▸ Work order: Copy every entry word for word. Skip the pictures.

Items from a data source:

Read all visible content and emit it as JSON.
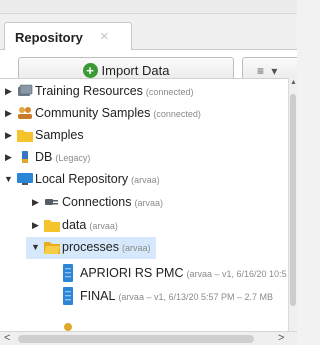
{
  "panel": {
    "tab_label": "Repository",
    "tab_close": "×"
  },
  "toolbar": {
    "import_label": "Import Data",
    "menu_glyph": "≡ ▾"
  },
  "tree": {
    "items": [
      {
        "label": "Training Resources",
        "sub": "(connected)",
        "icon": "training-resources-icon",
        "expanded": false
      },
      {
        "label": "Community Samples",
        "sub": "(connected)",
        "icon": "community-icon",
        "expanded": false
      },
      {
        "label": "Samples",
        "sub": "",
        "icon": "folder-icon",
        "expanded": false
      },
      {
        "label": "DB",
        "sub": "(Legacy)",
        "icon": "database-icon",
        "expanded": false
      },
      {
        "label": "Local Repository",
        "sub": "(arvaa)",
        "icon": "local-repository-icon",
        "expanded": true
      },
      {
        "label": "Connections",
        "sub": "(arvaa)",
        "icon": "connections-icon",
        "expanded": false
      },
      {
        "label": "data",
        "sub": "(arvaa)",
        "icon": "folder-icon",
        "expanded": false
      },
      {
        "label": "processes",
        "sub": "(arvaa)",
        "icon": "folder-open-icon",
        "expanded": true,
        "selected": true
      },
      {
        "label": "APRIORI RS PMC",
        "sub": "(arvaa – v1, 6/16/20 10:5",
        "icon": "process-file-icon"
      },
      {
        "label": "FINAL",
        "sub": "(arvaa – v1, 6/13/20 5:57 PM – 2.7 MB",
        "icon": "process-file-icon"
      }
    ]
  },
  "colors": {
    "folder": "#f5c32c",
    "selected_bg": "#d6e8fb",
    "accent_green": "#3a9b35",
    "file_blue": "#2b86d8"
  }
}
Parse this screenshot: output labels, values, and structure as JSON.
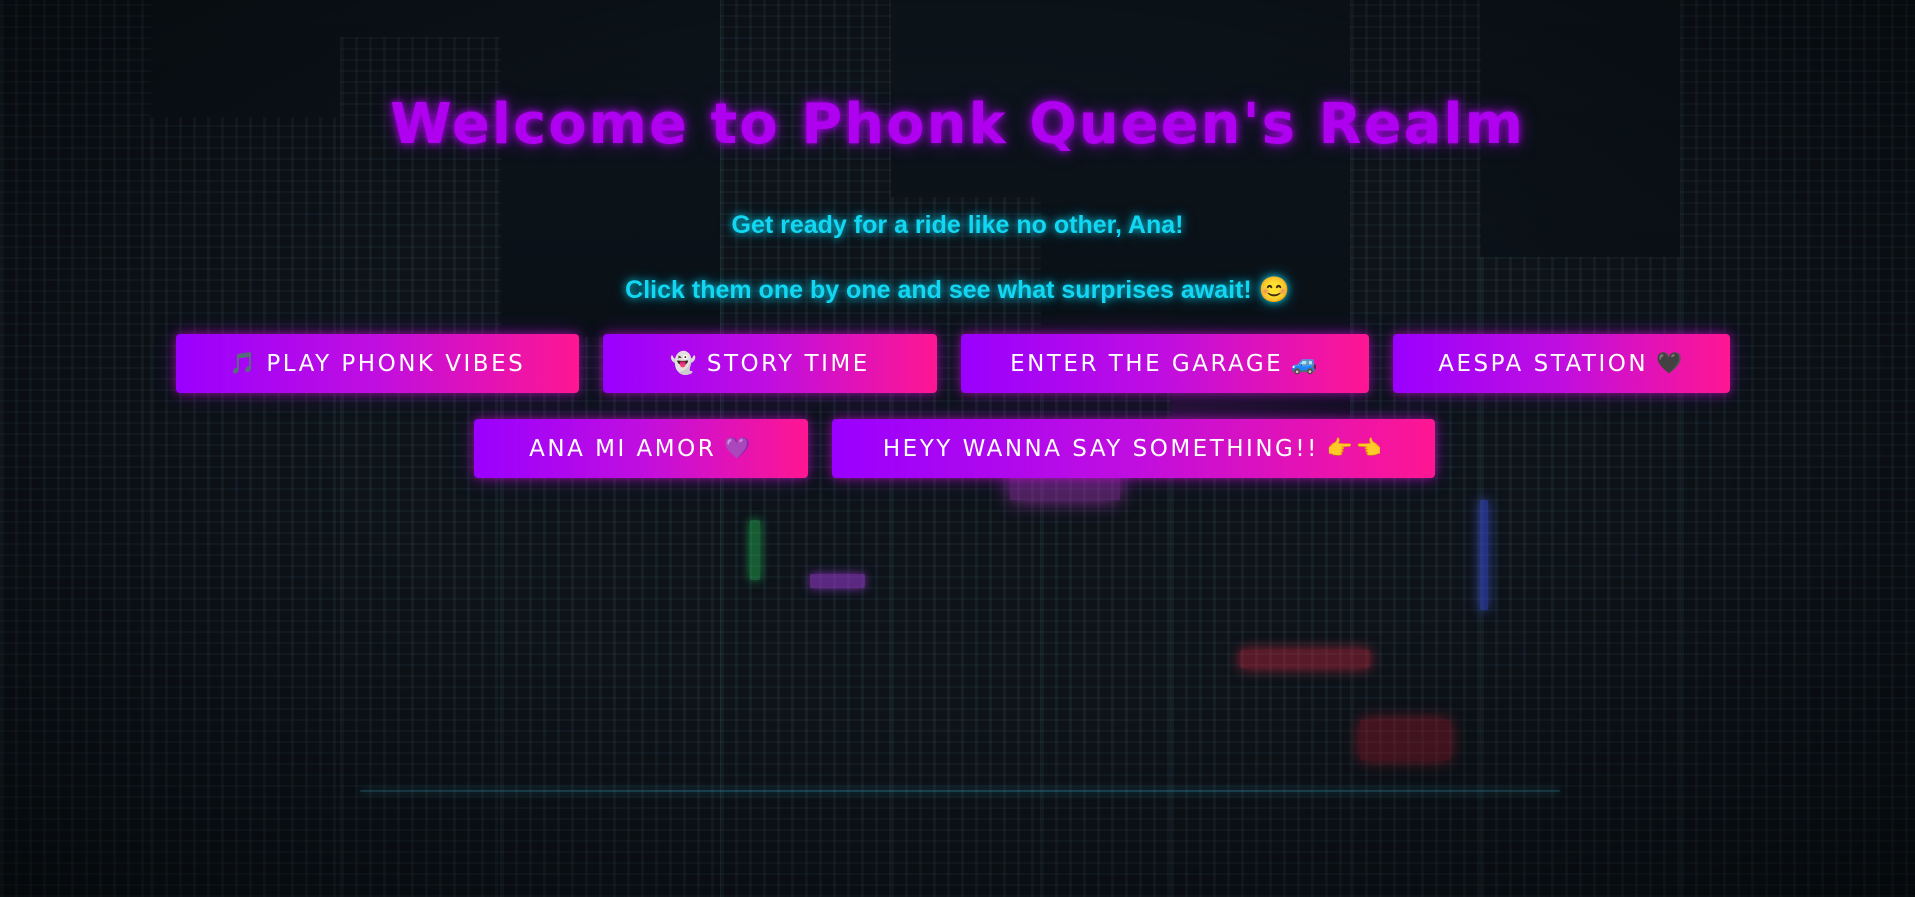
{
  "page": {
    "title": "Welcome to Phonk Queen's Realm",
    "line1": "Get ready for a ride like no other, Ana!",
    "line2": "Click them one by one and see what surprises await! 😊"
  },
  "buttons": [
    {
      "label": "PLAY PHONK VIBES",
      "icon": "🎵",
      "icon_name": "music-note-icon",
      "icon_position": "before"
    },
    {
      "label": "STORY TIME",
      "icon": "👻",
      "icon_name": "ghost-icon",
      "icon_position": "before"
    },
    {
      "label": "ENTER THE GARAGE",
      "icon": "🚙",
      "icon_name": "car-icon",
      "icon_position": "after"
    },
    {
      "label": "AESPA STATION",
      "icon": "🖤",
      "icon_name": "black-heart-icon",
      "icon_position": "after"
    },
    {
      "label": "ANA MI AMOR",
      "icon": "💜",
      "icon_name": "purple-heart-icon",
      "icon_position": "after"
    },
    {
      "label": "HEYY WANNA SAY SOMETHING!!",
      "icon": "👉👈",
      "icon_name": "pointing-fingers-icon",
      "icon_position": "after"
    }
  ],
  "colors": {
    "title": "#b000f0",
    "subtitle": "#12d6f2",
    "button_gradient_start": "#9a00ff",
    "button_gradient_end": "#ff1692"
  }
}
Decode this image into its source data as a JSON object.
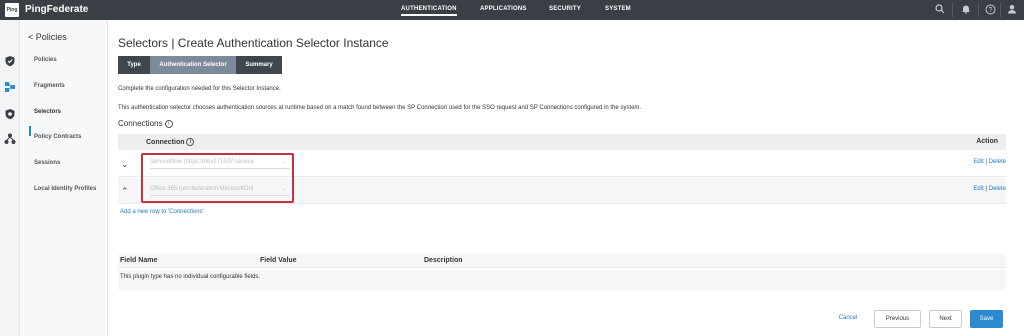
{
  "topbar": {
    "logo": "Ping",
    "brand": "PingFederate",
    "nav": [
      "AUTHENTICATION",
      "APPLICATIONS",
      "SECURITY",
      "SYSTEM"
    ],
    "icons": [
      "search-icon",
      "bell-icon",
      "help-icon",
      "user-icon"
    ]
  },
  "sidenav": {
    "back_label": "< Policies",
    "items": [
      "Policies",
      "Fragments",
      "Selectors",
      "Policy Contracts",
      "Sessions",
      "Local Identity Profiles"
    ],
    "active": "Selectors"
  },
  "main": {
    "title": "Selectors | Create Authentication Selector Instance",
    "steps": [
      "Type",
      "Authentication Selector",
      "Summary"
    ],
    "desc1": "Complete the configuration needed for this Selector Instance.",
    "desc2": "This authentication selector chooses authentication sources at runtime based on a match found between the SP Connection used for the SSO request and SP Connections configured in the system.",
    "connections_label": "Connections",
    "info_icon": "i",
    "table": {
      "col_connection": "Connection",
      "col_action": "Action",
      "rows": [
        {
          "chevron": "⌄",
          "value": "ServiceNow (https://dev271537.service",
          "edit": "Edit",
          "delete": "Delete"
        },
        {
          "chevron": "⌃",
          "value": "Office 365 (urn:federation:MicrosoftOnl",
          "edit": "Edit",
          "delete": "Delete"
        }
      ]
    },
    "add_row_link": "Add a new row to 'Connections'",
    "fields": {
      "col_name": "Field Name",
      "col_value": "Field Value",
      "col_desc": "Description",
      "message": "This plugin type has no individual configurable fields."
    }
  },
  "buttons": {
    "cancel": "Cancel",
    "previous": "Previous",
    "next": "Next",
    "save": "Save"
  },
  "colors": {
    "topbar": "#3a3f45",
    "accent": "#2d8ad1",
    "highlight": "#c8313a"
  }
}
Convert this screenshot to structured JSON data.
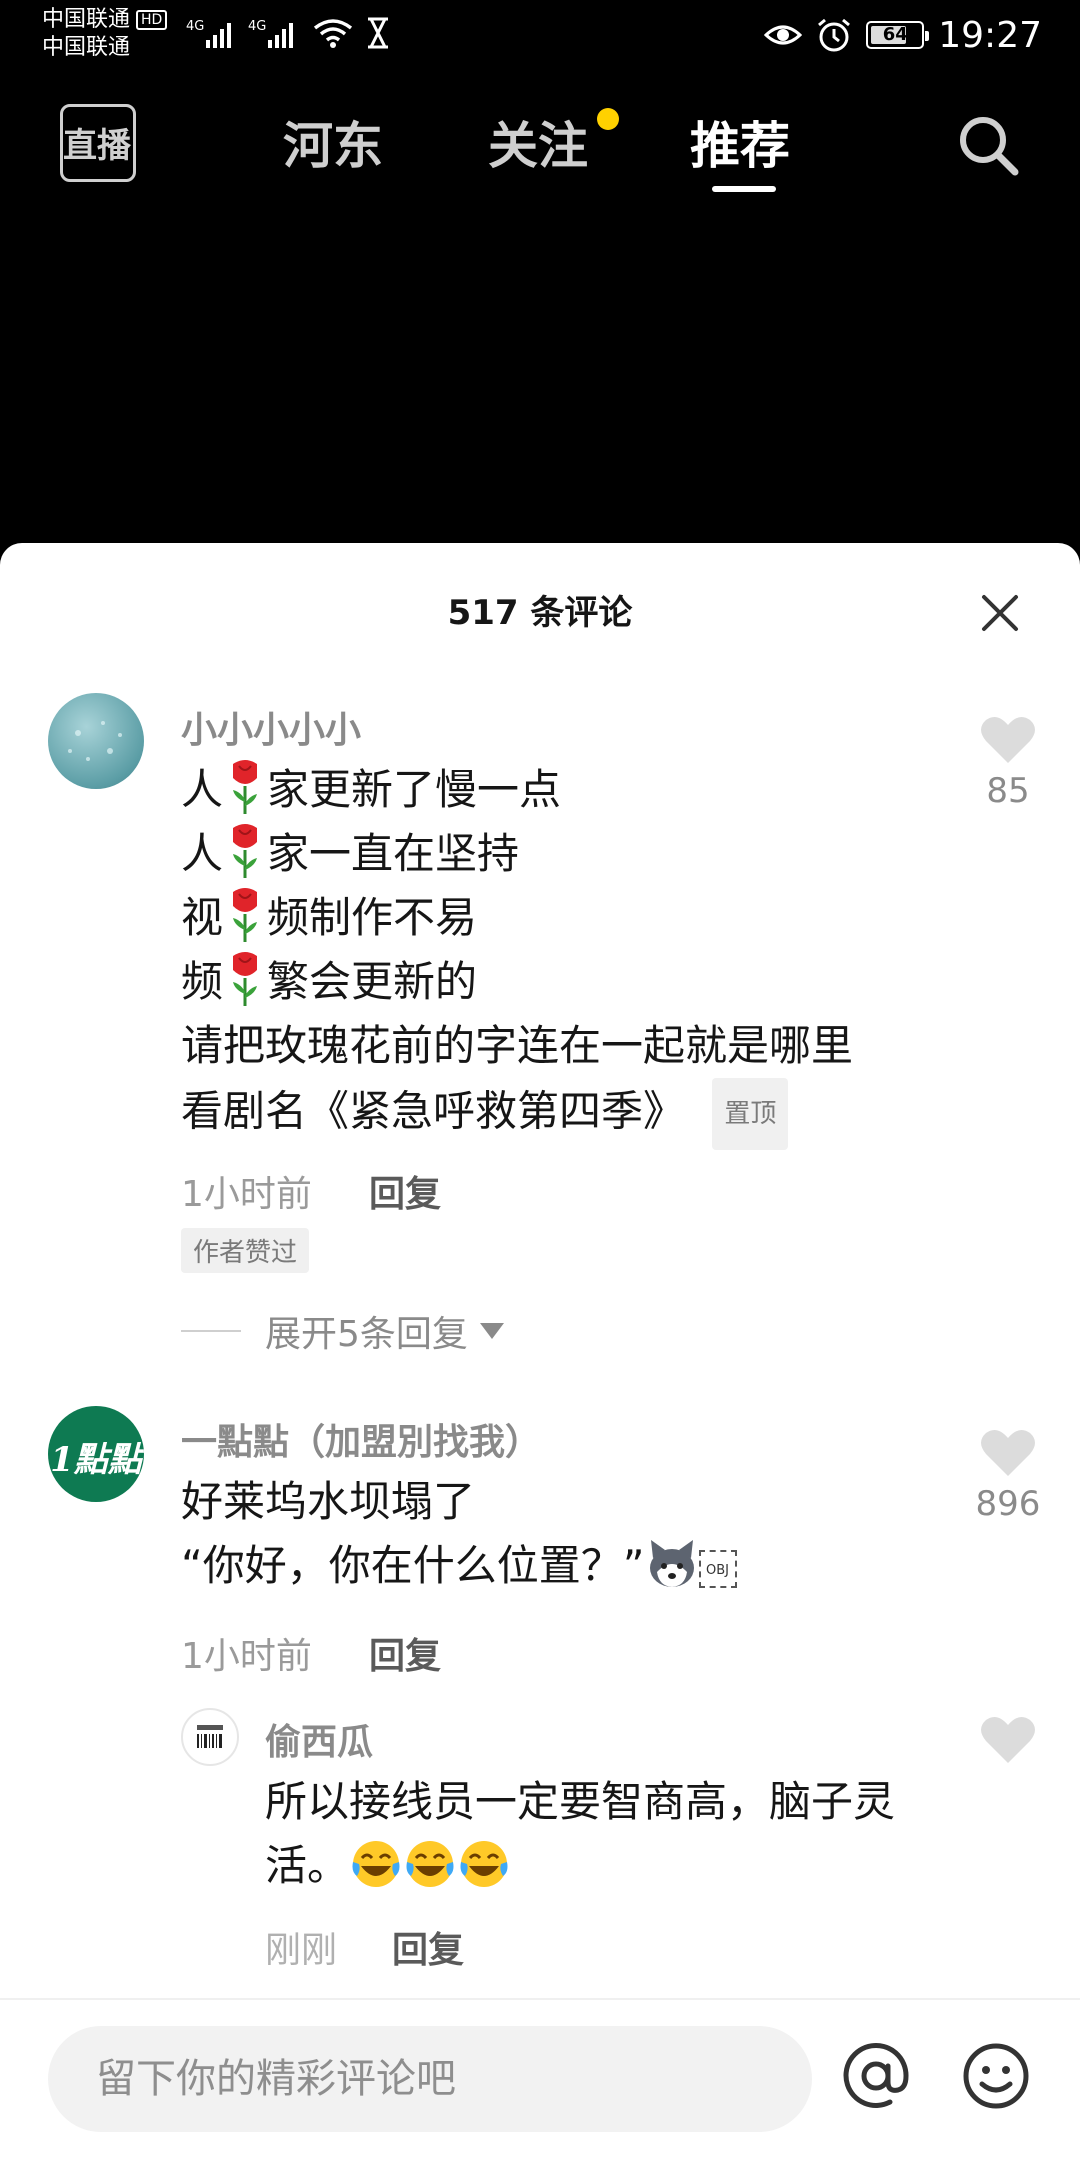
{
  "status_bar": {
    "carrier1": "中国联通",
    "hd": "HD",
    "carrier2": "中国联通",
    "network1": "4G",
    "network2": "4G",
    "battery": "64",
    "time": "19:27"
  },
  "top_nav": {
    "live_label": "直播",
    "tabs": [
      {
        "label": "河东",
        "active": false
      },
      {
        "label": "关注",
        "active": false,
        "has_dot": true
      },
      {
        "label": "推荐",
        "active": true
      }
    ]
  },
  "comments_sheet": {
    "title": "517 条评论",
    "comments": [
      {
        "username": "小小小小小",
        "lines": [
          {
            "before": "人",
            "after": "家更新了慢一点"
          },
          {
            "before": "人",
            "after": "家一直在坚持"
          },
          {
            "before": "视",
            "after": "频制作不易"
          },
          {
            "before": "频",
            "after": "繁会更新的"
          }
        ],
        "line5": "请把玫瑰花前的字连在一起就是哪里",
        "line6": "看剧名《紧急呼救第四季》",
        "pinned_badge": "置顶",
        "time": "1小时前",
        "reply": "回复",
        "author_liked": "作者赞过",
        "likes": "85",
        "expand": "展开5条回复"
      },
      {
        "username": "一點點（加盟別找我）",
        "line1": "好莱坞水坝塌了",
        "line2": "“你好，你在什么位置？”",
        "obj": "OBJ",
        "time": "1小时前",
        "reply": "回复",
        "likes": "896",
        "avatar_text": "1點點"
      },
      {
        "username": "偷西瓜",
        "line1": "所以接线员一定要智商高，脑子灵",
        "line2": "活。",
        "time": "刚刚",
        "reply": "回复"
      }
    ]
  },
  "input_bar": {
    "placeholder": "留下你的精彩评论吧"
  },
  "colors": {
    "accent_dot": "#ffd100",
    "background_top": "#000000",
    "sheet_bg": "#ffffff"
  }
}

▸ Response for this exercise:
Read all visible content and emit it as JSON.
{
  "panel": {
    "tab_label": "Repository",
    "tab_close": "×"
  },
  "toolbar": {
    "import_label": "Import Data",
    "menu_glyph": "≡ ▾"
  },
  "tree": {
    "items": [
      {
        "label": "Training Resources",
        "sub": "(connected)",
        "icon": "training-resources-icon",
        "expanded": false
      },
      {
        "label": "Community Samples",
        "sub": "(connected)",
        "icon": "community-icon",
        "expanded": false
      },
      {
        "label": "Samples",
        "sub": "",
        "icon": "folder-icon",
        "expanded": false
      },
      {
        "label": "DB",
        "sub": "(Legacy)",
        "icon": "database-icon",
        "expanded": false
      },
      {
        "label": "Local Repository",
        "sub": "(arvaa)",
        "icon": "local-repository-icon",
        "expanded": true
      },
      {
        "label": "Connections",
        "sub": "(arvaa)",
        "icon": "connections-icon",
        "expanded": false
      },
      {
        "label": "data",
        "sub": "(arvaa)",
        "icon": "folder-icon",
        "expanded": false
      },
      {
        "label": "processes",
        "sub": "(arvaa)",
        "icon": "folder-open-icon",
        "expanded": true,
        "selected": true
      },
      {
        "label": "APRIORI RS PMC",
        "sub": "(arvaa – v1, 6/16/20 10:5",
        "icon": "process-file-icon"
      },
      {
        "label": "FINAL",
        "sub": "(arvaa – v1, 6/13/20 5:57 PM – 2.7 MB",
        "icon": "process-file-icon"
      }
    ]
  },
  "colors": {
    "folder": "#f5c32c",
    "selected_bg": "#d6e8fb",
    "accent_green": "#3a9b35",
    "file_blue": "#2b86d8"
  }
}
Parse this screenshot: output labels, values, and structure as JSON.
{
  "page": {
    "title": "Welcome to Phonk Queen's Realm",
    "line1": "Get ready for a ride like no other, Ana!",
    "line2": "Click them one by one and see what surprises await! 😊"
  },
  "buttons": [
    {
      "label": "PLAY PHONK VIBES",
      "icon": "🎵",
      "icon_name": "music-note-icon",
      "icon_position": "before"
    },
    {
      "label": "STORY TIME",
      "icon": "👻",
      "icon_name": "ghost-icon",
      "icon_position": "before"
    },
    {
      "label": "ENTER THE GARAGE",
      "icon": "🚙",
      "icon_name": "car-icon",
      "icon_position": "after"
    },
    {
      "label": "AESPA STATION",
      "icon": "🖤",
      "icon_name": "black-heart-icon",
      "icon_position": "after"
    },
    {
      "label": "ANA MI AMOR",
      "icon": "💜",
      "icon_name": "purple-heart-icon",
      "icon_position": "after"
    },
    {
      "label": "HEYY WANNA SAY SOMETHING!!",
      "icon": "👉👈",
      "icon_name": "pointing-fingers-icon",
      "icon_position": "after"
    }
  ],
  "colors": {
    "title": "#b000f0",
    "subtitle": "#12d6f2",
    "button_gradient_start": "#9a00ff",
    "button_gradient_end": "#ff1692"
  }
}
Decode this image into its source data as a JSON object.
{
  "topbar": {
    "logo": "Ping",
    "brand": "PingFederate",
    "nav": [
      "AUTHENTICATION",
      "APPLICATIONS",
      "SECURITY",
      "SYSTEM"
    ],
    "icons": [
      "search-icon",
      "bell-icon",
      "help-icon",
      "user-icon"
    ]
  },
  "sidenav": {
    "back_label": "< Policies",
    "items": [
      "Policies",
      "Fragments",
      "Selectors",
      "Policy Contracts",
      "Sessions",
      "Local Identity Profiles"
    ],
    "active": "Selectors"
  },
  "main": {
    "title": "Selectors | Create Authentication Selector Instance",
    "steps": [
      "Type",
      "Authentication Selector",
      "Summary"
    ],
    "desc1": "Complete the configuration needed for this Selector Instance.",
    "desc2": "This authentication selector chooses authentication sources at runtime based on a match found between the SP Connection used for the SSO request and SP Connections configured in the system.",
    "connections_label": "Connections",
    "info_icon": "i",
    "table": {
      "col_connection": "Connection",
      "col_action": "Action",
      "rows": [
        {
          "chevron": "⌄",
          "value": "ServiceNow (https://dev271537.service",
          "edit": "Edit",
          "delete": "Delete"
        },
        {
          "chevron": "⌃",
          "value": "Office 365 (urn:federation:MicrosoftOnl",
          "edit": "Edit",
          "delete": "Delete"
        }
      ]
    },
    "add_row_link": "Add a new row to 'Connections'",
    "fields": {
      "col_name": "Field Name",
      "col_value": "Field Value",
      "col_desc": "Description",
      "message": "This plugin type has no individual configurable fields."
    }
  },
  "buttons": {
    "cancel": "Cancel",
    "previous": "Previous",
    "next": "Next",
    "save": "Save"
  },
  "colors": {
    "topbar": "#3a3f45",
    "accent": "#2d8ad1",
    "highlight": "#c8313a"
  }
}
Convert this screenshot to structured JSON data.
{
  "status_bar": {
    "carrier1": "中国联通",
    "hd": "HD",
    "carrier2": "中国联通",
    "network1": "4G",
    "network2": "4G",
    "battery": "64",
    "time": "19:27"
  },
  "top_nav": {
    "live_label": "直播",
    "tabs": [
      {
        "label": "河东",
        "active": false
      },
      {
        "label": "关注",
        "active": false,
        "has_dot": true
      },
      {
        "label": "推荐",
        "active": true
      }
    ]
  },
  "comments_sheet": {
    "title": "517 条评论",
    "comments": [
      {
        "username": "小小小小小",
        "lines": [
          {
            "before": "人",
            "after": "家更新了慢一点"
          },
          {
            "before": "人",
            "after": "家一直在坚持"
          },
          {
            "before": "视",
            "after": "频制作不易"
          },
          {
            "before": "频",
            "after": "繁会更新的"
          }
        ],
        "line5": "请把玫瑰花前的字连在一起就是哪里",
        "line6": "看剧名《紧急呼救第四季》",
        "pinned_badge": "置顶",
        "time": "1小时前",
        "reply": "回复",
        "author_liked": "作者赞过",
        "likes": "85",
        "expand": "展开5条回复"
      },
      {
        "username": "一點點（加盟別找我）",
        "line1": "好莱坞水坝塌了",
        "line2": "“你好，你在什么位置？”",
        "obj": "OBJ",
        "time": "1小时前",
        "reply": "回复",
        "likes": "896",
        "avatar_text": "1點點"
      },
      {
        "username": "偷西瓜",
        "line1": "所以接线员一定要智商高，脑子灵",
        "line2": "活。",
        "time": "刚刚",
        "reply": "回复"
      }
    ]
  },
  "input_bar": {
    "placeholder": "留下你的精彩评论吧"
  },
  "colors": {
    "accent_dot": "#ffd100",
    "background_top": "#000000",
    "sheet_bg": "#ffffff"
  }
}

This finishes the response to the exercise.